#### Data extracted from a collection
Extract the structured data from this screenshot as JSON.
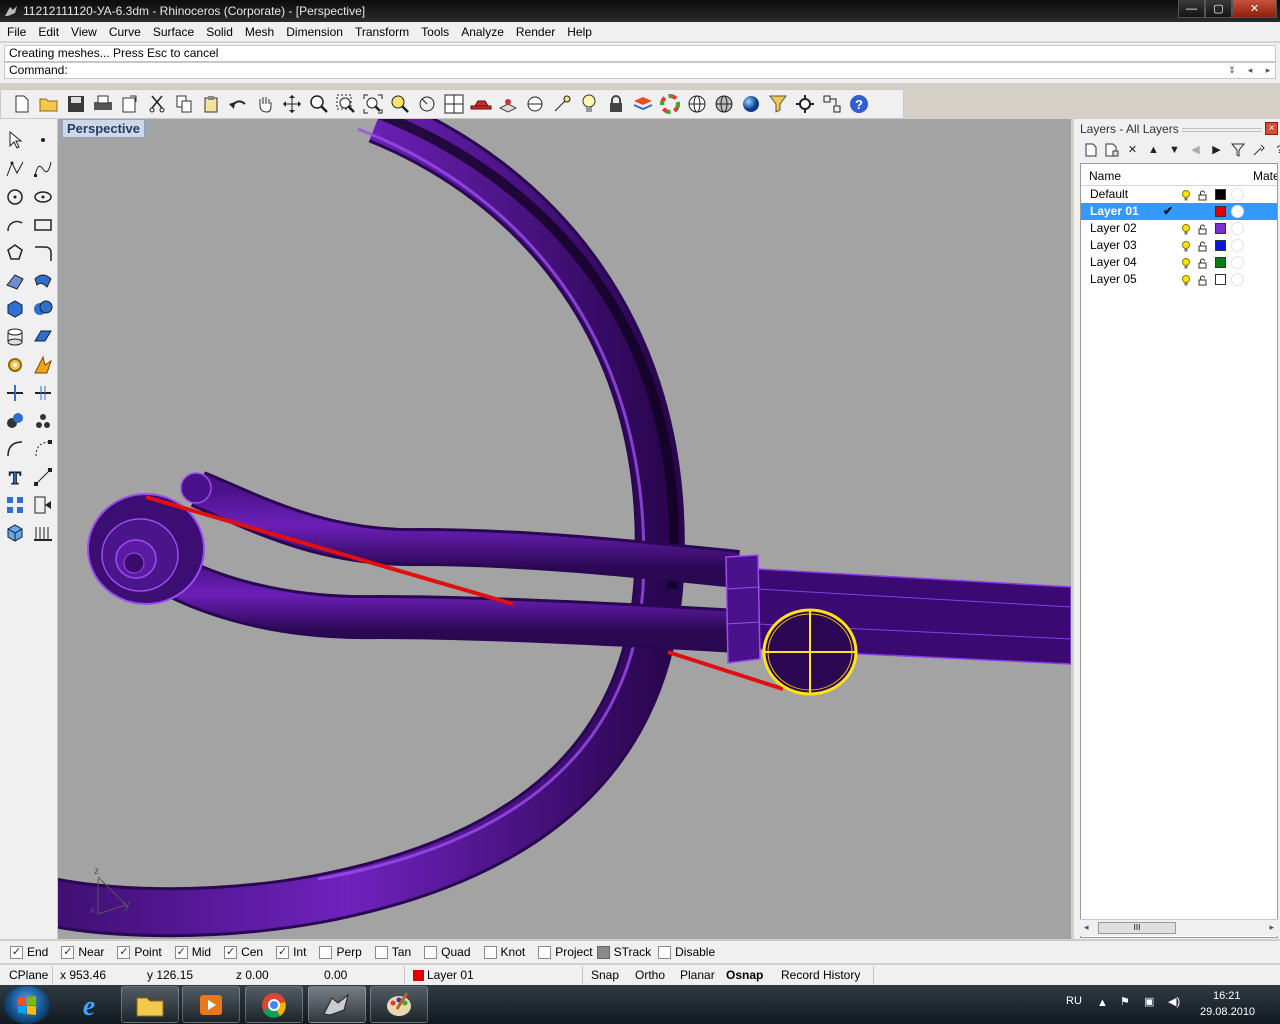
{
  "window": {
    "title": "11212111120-УА-6.3dm - Rhinoceros (Corporate) - [Perspective]",
    "btn_minimize": "—",
    "btn_maximize": "▢",
    "btn_close": "✕"
  },
  "menu": [
    "File",
    "Edit",
    "View",
    "Curve",
    "Surface",
    "Solid",
    "Mesh",
    "Dimension",
    "Transform",
    "Tools",
    "Analyze",
    "Render",
    "Help"
  ],
  "command": {
    "history": "Creating meshes... Press Esc to cancel",
    "prompt": "Command:"
  },
  "viewport": {
    "label": "Perspective",
    "axis_y": "y",
    "axis_z": "z",
    "axis_x": "x"
  },
  "layers_panel": {
    "title": "Layers - All Layers",
    "col_name": "Name",
    "col_material": "Mater",
    "rows": [
      {
        "name": "Default",
        "color": "#000000",
        "selected": false
      },
      {
        "name": "Layer 01",
        "color": "#e00000",
        "selected": true
      },
      {
        "name": "Layer 02",
        "color": "#7b2fd0",
        "selected": false
      },
      {
        "name": "Layer 03",
        "color": "#0a14e0",
        "selected": false
      },
      {
        "name": "Layer 04",
        "color": "#0a7a12",
        "selected": false
      },
      {
        "name": "Layer 05",
        "color": "#ffffff",
        "selected": false
      }
    ],
    "current_check": "✔",
    "scroll_grip": "III"
  },
  "osnaps": [
    {
      "label": "End",
      "checked": true
    },
    {
      "label": "Near",
      "checked": true
    },
    {
      "label": "Point",
      "checked": true
    },
    {
      "label": "Mid",
      "checked": true
    },
    {
      "label": "Cen",
      "checked": true
    },
    {
      "label": "Int",
      "checked": true
    },
    {
      "label": "Perp",
      "checked": false
    },
    {
      "label": "Tan",
      "checked": false
    },
    {
      "label": "Quad",
      "checked": false
    },
    {
      "label": "Knot",
      "checked": false
    }
  ],
  "osnap_extra": {
    "project": "Project",
    "strack": "STrack",
    "disable": "Disable"
  },
  "status": {
    "cplane": "CPlane",
    "x": "x 953.46",
    "y": "y 126.15",
    "z": "z 0.00",
    "dist": "0.00",
    "layer": "Layer 01",
    "layer_color": "#e00000",
    "snap": "Snap",
    "ortho": "Ortho",
    "planar": "Planar",
    "osnap": "Osnap",
    "record_history": "Record History"
  },
  "tray": {
    "lang": "RU",
    "time": "16:21",
    "date": "29.08.2010"
  }
}
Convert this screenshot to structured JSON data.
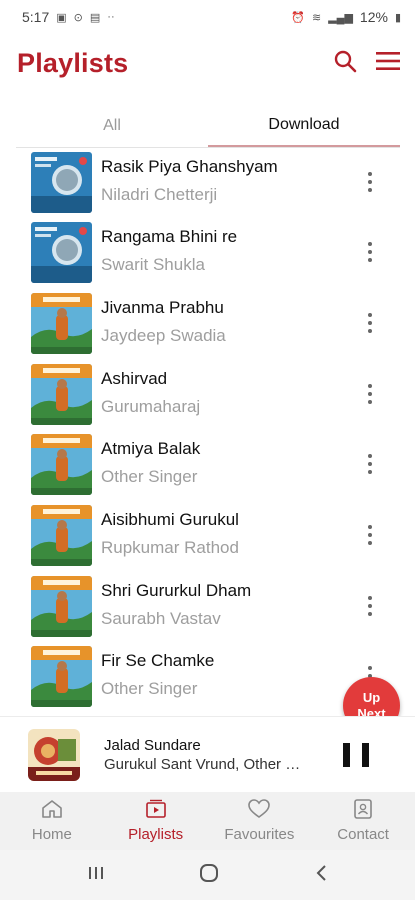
{
  "status_bar": {
    "time": "5:17",
    "battery": "12%"
  },
  "header": {
    "title": "Playlists"
  },
  "tabs": [
    {
      "label": "All",
      "active": false
    },
    {
      "label": "Download",
      "active": true
    }
  ],
  "songs": [
    {
      "title": "Rasik Piya Ghanshyam",
      "artist": "Niladri Chetterji",
      "art": "blue-album-art"
    },
    {
      "title": "Rangama Bhini re",
      "artist": "Swarit Shukla",
      "art": "blue-album-art"
    },
    {
      "title": "Jivanma Prabhu",
      "artist": "Jaydeep Swadia",
      "art": "landscape-album-art"
    },
    {
      "title": "Ashirvad",
      "artist": "Gurumaharaj",
      "art": "landscape-album-art"
    },
    {
      "title": "Atmiya Balak",
      "artist": "Other Singer",
      "art": "landscape-album-art"
    },
    {
      "title": "Aisibhumi Gurukul",
      "artist": "Rupkumar Rathod",
      "art": "landscape-album-art"
    },
    {
      "title": "Shri Gururkul Dham",
      "artist": "Saurabh Vastav",
      "art": "landscape-album-art"
    },
    {
      "title": "Fir Se Chamke",
      "artist": "Other Singer",
      "art": "landscape-album-art"
    }
  ],
  "up_next": {
    "line1": "Up",
    "line2": "Next"
  },
  "now_playing": {
    "title": "Jalad Sundare",
    "subtitle": "Gurukul Sant Vrund, Other Singer"
  },
  "bottom_nav": [
    {
      "label": "Home",
      "icon": "home-icon",
      "active": false
    },
    {
      "label": "Playlists",
      "icon": "playlist-icon",
      "active": true
    },
    {
      "label": "Favourites",
      "icon": "heart-icon",
      "active": false
    },
    {
      "label": "Contact",
      "icon": "contact-icon",
      "active": false
    }
  ],
  "colors": {
    "accent": "#b5202a",
    "up_next_bg": "#e23b3b",
    "nav_bg": "#f1f1f1"
  }
}
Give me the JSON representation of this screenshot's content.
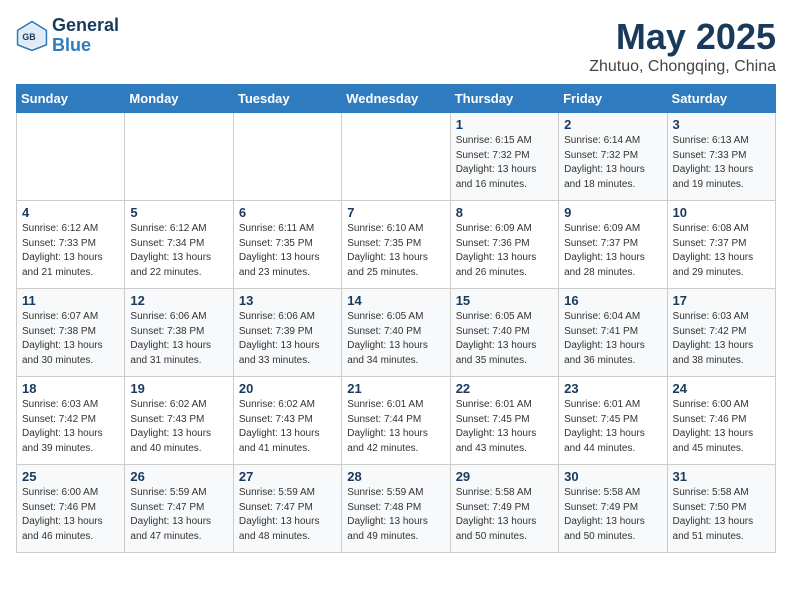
{
  "header": {
    "logo_line1": "General",
    "logo_line2": "Blue",
    "title": "May 2025",
    "subtitle": "Zhutuo, Chongqing, China"
  },
  "days_of_week": [
    "Sunday",
    "Monday",
    "Tuesday",
    "Wednesday",
    "Thursday",
    "Friday",
    "Saturday"
  ],
  "weeks": [
    [
      {
        "day": "",
        "info": ""
      },
      {
        "day": "",
        "info": ""
      },
      {
        "day": "",
        "info": ""
      },
      {
        "day": "",
        "info": ""
      },
      {
        "day": "1",
        "info": "Sunrise: 6:15 AM\nSunset: 7:32 PM\nDaylight: 13 hours\nand 16 minutes."
      },
      {
        "day": "2",
        "info": "Sunrise: 6:14 AM\nSunset: 7:32 PM\nDaylight: 13 hours\nand 18 minutes."
      },
      {
        "day": "3",
        "info": "Sunrise: 6:13 AM\nSunset: 7:33 PM\nDaylight: 13 hours\nand 19 minutes."
      }
    ],
    [
      {
        "day": "4",
        "info": "Sunrise: 6:12 AM\nSunset: 7:33 PM\nDaylight: 13 hours\nand 21 minutes."
      },
      {
        "day": "5",
        "info": "Sunrise: 6:12 AM\nSunset: 7:34 PM\nDaylight: 13 hours\nand 22 minutes."
      },
      {
        "day": "6",
        "info": "Sunrise: 6:11 AM\nSunset: 7:35 PM\nDaylight: 13 hours\nand 23 minutes."
      },
      {
        "day": "7",
        "info": "Sunrise: 6:10 AM\nSunset: 7:35 PM\nDaylight: 13 hours\nand 25 minutes."
      },
      {
        "day": "8",
        "info": "Sunrise: 6:09 AM\nSunset: 7:36 PM\nDaylight: 13 hours\nand 26 minutes."
      },
      {
        "day": "9",
        "info": "Sunrise: 6:09 AM\nSunset: 7:37 PM\nDaylight: 13 hours\nand 28 minutes."
      },
      {
        "day": "10",
        "info": "Sunrise: 6:08 AM\nSunset: 7:37 PM\nDaylight: 13 hours\nand 29 minutes."
      }
    ],
    [
      {
        "day": "11",
        "info": "Sunrise: 6:07 AM\nSunset: 7:38 PM\nDaylight: 13 hours\nand 30 minutes."
      },
      {
        "day": "12",
        "info": "Sunrise: 6:06 AM\nSunset: 7:38 PM\nDaylight: 13 hours\nand 31 minutes."
      },
      {
        "day": "13",
        "info": "Sunrise: 6:06 AM\nSunset: 7:39 PM\nDaylight: 13 hours\nand 33 minutes."
      },
      {
        "day": "14",
        "info": "Sunrise: 6:05 AM\nSunset: 7:40 PM\nDaylight: 13 hours\nand 34 minutes."
      },
      {
        "day": "15",
        "info": "Sunrise: 6:05 AM\nSunset: 7:40 PM\nDaylight: 13 hours\nand 35 minutes."
      },
      {
        "day": "16",
        "info": "Sunrise: 6:04 AM\nSunset: 7:41 PM\nDaylight: 13 hours\nand 36 minutes."
      },
      {
        "day": "17",
        "info": "Sunrise: 6:03 AM\nSunset: 7:42 PM\nDaylight: 13 hours\nand 38 minutes."
      }
    ],
    [
      {
        "day": "18",
        "info": "Sunrise: 6:03 AM\nSunset: 7:42 PM\nDaylight: 13 hours\nand 39 minutes."
      },
      {
        "day": "19",
        "info": "Sunrise: 6:02 AM\nSunset: 7:43 PM\nDaylight: 13 hours\nand 40 minutes."
      },
      {
        "day": "20",
        "info": "Sunrise: 6:02 AM\nSunset: 7:43 PM\nDaylight: 13 hours\nand 41 minutes."
      },
      {
        "day": "21",
        "info": "Sunrise: 6:01 AM\nSunset: 7:44 PM\nDaylight: 13 hours\nand 42 minutes."
      },
      {
        "day": "22",
        "info": "Sunrise: 6:01 AM\nSunset: 7:45 PM\nDaylight: 13 hours\nand 43 minutes."
      },
      {
        "day": "23",
        "info": "Sunrise: 6:01 AM\nSunset: 7:45 PM\nDaylight: 13 hours\nand 44 minutes."
      },
      {
        "day": "24",
        "info": "Sunrise: 6:00 AM\nSunset: 7:46 PM\nDaylight: 13 hours\nand 45 minutes."
      }
    ],
    [
      {
        "day": "25",
        "info": "Sunrise: 6:00 AM\nSunset: 7:46 PM\nDaylight: 13 hours\nand 46 minutes."
      },
      {
        "day": "26",
        "info": "Sunrise: 5:59 AM\nSunset: 7:47 PM\nDaylight: 13 hours\nand 47 minutes."
      },
      {
        "day": "27",
        "info": "Sunrise: 5:59 AM\nSunset: 7:47 PM\nDaylight: 13 hours\nand 48 minutes."
      },
      {
        "day": "28",
        "info": "Sunrise: 5:59 AM\nSunset: 7:48 PM\nDaylight: 13 hours\nand 49 minutes."
      },
      {
        "day": "29",
        "info": "Sunrise: 5:58 AM\nSunset: 7:49 PM\nDaylight: 13 hours\nand 50 minutes."
      },
      {
        "day": "30",
        "info": "Sunrise: 5:58 AM\nSunset: 7:49 PM\nDaylight: 13 hours\nand 50 minutes."
      },
      {
        "day": "31",
        "info": "Sunrise: 5:58 AM\nSunset: 7:50 PM\nDaylight: 13 hours\nand 51 minutes."
      }
    ]
  ]
}
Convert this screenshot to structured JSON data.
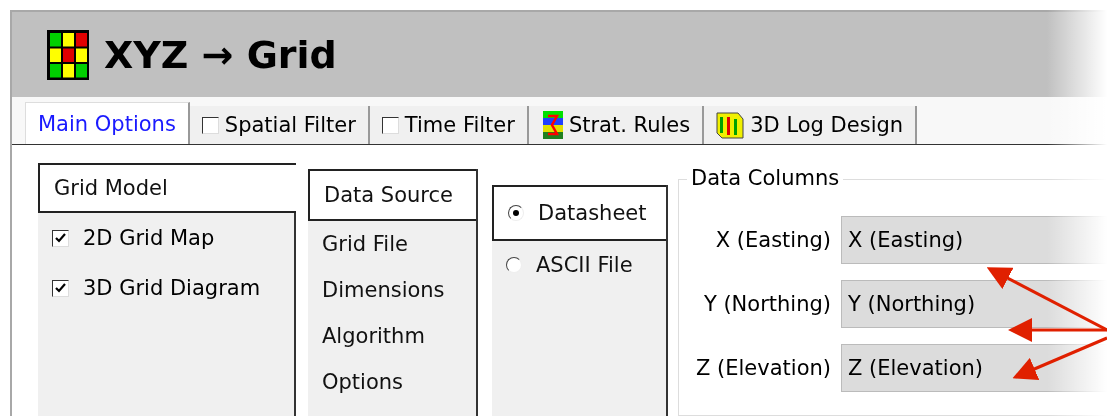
{
  "window": {
    "title": "XYZ → Grid"
  },
  "tabs": [
    {
      "kind": "plain",
      "label": "Main Options",
      "selected": true
    },
    {
      "kind": "checkbox",
      "label": "Spatial Filter",
      "checked": false,
      "selected": false
    },
    {
      "kind": "checkbox",
      "label": "Time Filter",
      "checked": false,
      "selected": false
    },
    {
      "kind": "strat-icon",
      "label": "Strat. Rules",
      "selected": false
    },
    {
      "kind": "log-icon",
      "label": "3D Log Design",
      "selected": false
    }
  ],
  "model_tabs": [
    {
      "label": "Grid Model",
      "selected": true
    }
  ],
  "model_options": [
    {
      "label": "2D Grid Map",
      "checked": true
    },
    {
      "label": "3D Grid Diagram",
      "checked": true
    }
  ],
  "section_tabs": [
    {
      "label": "Data Source",
      "selected": true
    },
    {
      "label": "Grid File",
      "selected": false
    },
    {
      "label": "Dimensions",
      "selected": false
    },
    {
      "label": "Algorithm",
      "selected": false
    },
    {
      "label": "Options",
      "selected": false
    }
  ],
  "source_tabs": [
    {
      "label": "Datasheet",
      "selected": true
    },
    {
      "label": "ASCII File",
      "selected": false
    }
  ],
  "data_columns": {
    "title": "Data Columns",
    "rows": [
      {
        "label": "X (Easting)",
        "value": "X (Easting)"
      },
      {
        "label": "Y (Northing)",
        "value": "Y (Northing)"
      },
      {
        "label": "Z (Elevation)",
        "value": "Z (Elevation)"
      }
    ]
  }
}
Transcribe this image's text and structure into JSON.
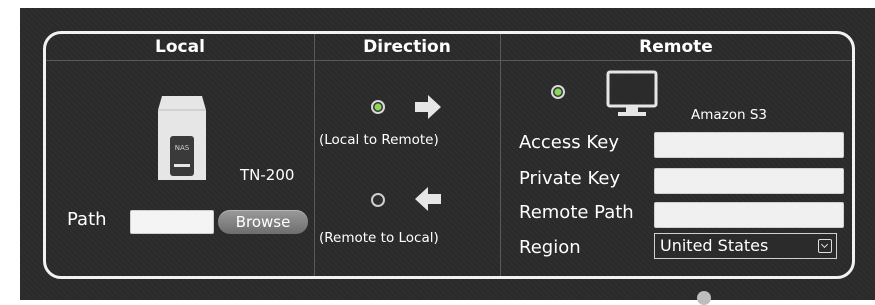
{
  "headers": {
    "local": "Local",
    "direction": "Direction",
    "remote": "Remote"
  },
  "local": {
    "device_icon": "nas-icon",
    "device_badge": "NAS",
    "device_name": "TN-200",
    "path_label": "Path",
    "path_value": "",
    "browse_label": "Browse"
  },
  "direction": {
    "options": [
      {
        "label": "(Local to Remote)",
        "selected": true,
        "icon": "arrow-right-icon"
      },
      {
        "label": "(Remote to Local)",
        "selected": false,
        "icon": "arrow-left-icon"
      }
    ]
  },
  "remote": {
    "radio_selected": true,
    "service_icon": "monitor-icon",
    "service_name": "Amazon S3",
    "access_key_label": "Access Key",
    "access_key_value": "",
    "private_key_label": "Private Key",
    "private_key_value": "",
    "remote_path_label": "Remote Path",
    "remote_path_value": "",
    "region_label": "Region",
    "region_value": "United States"
  },
  "colors": {
    "background": "#2b2b2b",
    "border": "#f2f2f2",
    "radio_on": "#8ad85a",
    "text": "#ffffff"
  }
}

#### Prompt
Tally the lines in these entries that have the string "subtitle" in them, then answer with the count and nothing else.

#### Response
2